A GROWING trend for low maintenance concrete, gravel or paved gardens may have helped to further reduce populations of once-common garden birds, many of which have plummeted over the last 30 years.
RSPB is concerned that such modern gardens may severely limit the availability of insects that birds including thrush, starling and sparrow need to feed their chicks. Recent studies have shown that a lack of insects to feed house sparrow nestlings is reducing survival rates.
In urban areas, where bird declines have been most dramatic, paving over front gardens to provide extra parking space is becoming increasingly common. More than one in five urban front gardens across the UK are now mostly paved, according to a report by the Royal Horticultural Society.

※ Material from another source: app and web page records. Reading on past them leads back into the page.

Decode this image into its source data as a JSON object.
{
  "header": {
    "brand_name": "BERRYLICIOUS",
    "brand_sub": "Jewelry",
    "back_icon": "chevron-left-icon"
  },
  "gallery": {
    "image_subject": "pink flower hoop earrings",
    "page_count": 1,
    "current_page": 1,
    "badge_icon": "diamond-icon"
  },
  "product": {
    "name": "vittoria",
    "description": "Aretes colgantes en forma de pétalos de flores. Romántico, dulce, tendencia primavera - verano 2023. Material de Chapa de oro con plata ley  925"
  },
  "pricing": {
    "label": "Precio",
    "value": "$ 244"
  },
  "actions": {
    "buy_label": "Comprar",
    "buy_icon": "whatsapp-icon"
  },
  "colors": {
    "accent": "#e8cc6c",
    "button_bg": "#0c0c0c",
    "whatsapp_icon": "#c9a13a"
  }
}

A surge in sales of decking witnessed over the last five years may also be a factor in the declines of insects and consequently reduced survival rates for fledglings.
The RSPB is using its annual Feed the Birds Day as a launch-pad for a UK wide drive to save the wildlife that shares our gardens.
Richard Bashford, the RSPB’s Feed the Birds Day project manager, said: “We are losing more and more of the natural environment around our homes, particularly our front gardens. Therefore it’s even more important that we help the birds by making whatever space we do have as wildlife-friendly as possible.
“Research has shown that even tiny front gardens or green verges are vital for urban wildlife, housing up to 786 different species of insect. We urge people to follow our five-point plan and help wildlife now and in the future.”
The RSPB’s five-point plan asks gardeners to:
· Plant a native shrub or climber such as honeysuckle, rose or ivy. These will not only look great in your garden but take up little space and will provide food and shelter for birds and other wildlife
· Leave patches of long grass. This will provide a home for insects eaten by house sparrows and other birds
· Leave cutting back old stems of your herbaceous plants and annuals until the Spring. Not only will you be providing shelter for insects, the birds will also eat the seeds
· Ensure a supply of fresh water every day in a shallow dish, small water feature or if you have room build a pond! This will attract insects and aquatic plant seeds that birds can feed on, as well as giving them somewhere to drink and bathe
· Supplement natural food sources all year round with feeders and bird tables filled with nuts, seeds and household scraps. This will provide birds with alternative food if insects and plant seeds are hard to find.
Richard added: “The RSPB is still investigating the causes of declines and why bird populations aren’t recovering, currently there is no one factor this can be attributed to. However supplementing natural food with seeds and nuts and planting natural food sources for next Spring can only help.”